This year has shown that phishing attacks are just as rampant as ever, with many threat operators taking advantage of the chaos caused by the COVID-19 crisis to target individuals and enterprises alike. Defined as electronic communications that attempt to fool or persuade recipients into taking certain actions or sharing private information, phishing attacks can arrive via various channels, from voice recording files and SMS messages to emails with harmful links and attachments.
While phishing is not a new problem faced by cybersecurity experts, it is an ever-evolving attack method that hackers and other threat operators are constantly adapting and honing to increase the success of their criminal campaigns.
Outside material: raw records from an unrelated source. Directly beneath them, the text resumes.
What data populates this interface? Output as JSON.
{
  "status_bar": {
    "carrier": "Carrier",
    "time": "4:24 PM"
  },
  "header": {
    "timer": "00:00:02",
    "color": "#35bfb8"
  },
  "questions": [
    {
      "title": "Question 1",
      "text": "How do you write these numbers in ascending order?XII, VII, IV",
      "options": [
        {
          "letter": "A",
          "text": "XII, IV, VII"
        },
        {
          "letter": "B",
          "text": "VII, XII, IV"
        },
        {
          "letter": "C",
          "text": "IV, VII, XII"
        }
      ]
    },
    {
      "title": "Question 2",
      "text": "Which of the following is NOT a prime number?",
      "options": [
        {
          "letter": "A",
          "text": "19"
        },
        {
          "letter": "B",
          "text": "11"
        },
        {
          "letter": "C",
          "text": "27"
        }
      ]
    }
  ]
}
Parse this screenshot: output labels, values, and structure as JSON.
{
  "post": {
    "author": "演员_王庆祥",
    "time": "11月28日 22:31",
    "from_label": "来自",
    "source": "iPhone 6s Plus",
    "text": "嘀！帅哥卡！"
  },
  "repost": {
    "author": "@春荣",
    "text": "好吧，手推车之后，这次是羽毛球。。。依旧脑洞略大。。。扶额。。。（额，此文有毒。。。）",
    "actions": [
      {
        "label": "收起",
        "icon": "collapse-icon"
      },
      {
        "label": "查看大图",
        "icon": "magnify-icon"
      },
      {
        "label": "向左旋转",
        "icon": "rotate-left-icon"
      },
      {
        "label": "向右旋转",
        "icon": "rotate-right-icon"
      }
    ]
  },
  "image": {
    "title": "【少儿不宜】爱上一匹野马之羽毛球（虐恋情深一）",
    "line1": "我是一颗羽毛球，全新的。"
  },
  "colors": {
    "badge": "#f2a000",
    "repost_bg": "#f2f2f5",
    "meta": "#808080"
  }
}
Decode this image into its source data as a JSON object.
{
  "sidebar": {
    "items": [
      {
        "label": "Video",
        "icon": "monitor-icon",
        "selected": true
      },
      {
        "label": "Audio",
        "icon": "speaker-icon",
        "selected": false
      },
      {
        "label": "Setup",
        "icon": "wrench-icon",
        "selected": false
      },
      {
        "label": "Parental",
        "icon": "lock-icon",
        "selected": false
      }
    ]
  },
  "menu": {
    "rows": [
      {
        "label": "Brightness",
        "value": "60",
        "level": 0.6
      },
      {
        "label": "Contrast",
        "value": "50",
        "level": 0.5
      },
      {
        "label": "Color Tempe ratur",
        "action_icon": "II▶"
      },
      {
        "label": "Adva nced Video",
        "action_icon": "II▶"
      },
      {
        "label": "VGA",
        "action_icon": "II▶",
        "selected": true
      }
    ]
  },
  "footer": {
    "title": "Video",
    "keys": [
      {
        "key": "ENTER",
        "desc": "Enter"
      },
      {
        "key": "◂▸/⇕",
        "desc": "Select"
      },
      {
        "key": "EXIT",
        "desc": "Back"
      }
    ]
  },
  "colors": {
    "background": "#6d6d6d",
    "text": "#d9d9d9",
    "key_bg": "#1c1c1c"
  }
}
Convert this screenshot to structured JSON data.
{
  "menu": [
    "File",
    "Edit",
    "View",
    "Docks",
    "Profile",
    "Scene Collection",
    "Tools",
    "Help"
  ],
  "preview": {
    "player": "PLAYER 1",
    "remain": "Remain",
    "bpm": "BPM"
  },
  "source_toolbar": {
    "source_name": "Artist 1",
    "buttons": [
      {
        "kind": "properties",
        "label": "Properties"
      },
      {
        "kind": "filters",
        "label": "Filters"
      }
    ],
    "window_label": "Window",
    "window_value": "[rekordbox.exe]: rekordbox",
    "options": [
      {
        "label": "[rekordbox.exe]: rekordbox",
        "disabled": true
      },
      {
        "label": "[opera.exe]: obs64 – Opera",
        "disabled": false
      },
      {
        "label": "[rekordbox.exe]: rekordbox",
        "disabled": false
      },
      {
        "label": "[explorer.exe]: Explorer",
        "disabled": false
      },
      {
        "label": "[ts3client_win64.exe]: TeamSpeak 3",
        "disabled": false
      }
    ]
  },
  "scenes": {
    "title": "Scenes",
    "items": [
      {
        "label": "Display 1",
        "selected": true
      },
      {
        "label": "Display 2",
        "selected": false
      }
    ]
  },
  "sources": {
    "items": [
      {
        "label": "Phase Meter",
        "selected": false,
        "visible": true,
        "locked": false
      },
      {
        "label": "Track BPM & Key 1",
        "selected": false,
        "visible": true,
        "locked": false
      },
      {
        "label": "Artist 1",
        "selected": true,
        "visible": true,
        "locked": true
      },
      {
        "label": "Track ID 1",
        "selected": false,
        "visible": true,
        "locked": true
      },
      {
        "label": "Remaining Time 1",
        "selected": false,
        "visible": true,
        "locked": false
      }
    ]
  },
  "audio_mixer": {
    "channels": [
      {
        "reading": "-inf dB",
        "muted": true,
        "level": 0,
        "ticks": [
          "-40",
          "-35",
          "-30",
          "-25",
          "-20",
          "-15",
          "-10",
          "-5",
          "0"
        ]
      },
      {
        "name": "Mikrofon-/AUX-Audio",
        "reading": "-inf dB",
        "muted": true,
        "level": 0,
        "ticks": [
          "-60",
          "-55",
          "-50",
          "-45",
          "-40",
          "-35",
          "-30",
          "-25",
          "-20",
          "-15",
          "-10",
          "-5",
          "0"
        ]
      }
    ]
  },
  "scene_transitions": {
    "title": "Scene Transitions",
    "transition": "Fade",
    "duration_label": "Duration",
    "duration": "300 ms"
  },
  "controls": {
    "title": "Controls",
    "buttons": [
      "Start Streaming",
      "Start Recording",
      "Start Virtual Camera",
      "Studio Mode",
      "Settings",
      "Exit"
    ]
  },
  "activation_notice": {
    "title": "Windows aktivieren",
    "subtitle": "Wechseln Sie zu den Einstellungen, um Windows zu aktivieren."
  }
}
While email providers equip accounts with filters to identify phishing attempts early and ensure they never reach user inboxes – or at the very least come with a warning – these filtering systems must be constantly updated to meet the latest strategies employed by hackers.
Operators running phishing scams work hard to enhance and improve their techniques, creating content capable of bypassing secure systems and mail filters. With this in mind, the best way to defend against phishing attacks is to look to the targets they are aimed at, and educate them on how to spot such tricks to avoid the damaging consequences that can potentially occur.
Spear phishing is a type of phishing attack that is specifically aimed at a particular individual or enterprise. Examples might include an email sent to a company pretending to be one of its suppliers or a message to a staff member impersonating their employer’s accounts department.
Unlike standard phishing tactics, which throw out a wide net via hundreds of thousands of emails in the hopes of randomly catching victims, spear phishing selects a target and undertakes research before attacking. Information that is publicly available will typically be collected first, with a wealth of data available from social media accounts, online CVs and company websites, among other instances of a person or firm’s digital footprint. This easily accessible information will then be combined with any other personal or private data the hacker has been able to acquire from previous phishing schemes.
The more information gathered, the better the hacker can impersonate an entity trusted by their chosen target. To add to their authenticity, spear phishing emails often employ spoofed email addresses so that messages appear to originate from a real address used by a trusted source.
Whaling is a term used to categorise an even more focused version of spear phishing, which targets high-level executives within an enterprise or organisation. The content of these often email-based attacks is cleverly crafted to encourage those with upper management roles to activate malicious links or mistakenly transfer funds to criminals, believing them to be authentic clients or suppliers. Legal issues, customer complaints and other matters requiring executive authorisation are used as templates in attacks. Executives often make valuable targets for cybercriminals, as if fooled, they can offer hackers greater access to enterprise systems when credentials are stolen.
For further advice and an opportunity to experience a secure workspace, contact our specialist team at Galaxkey.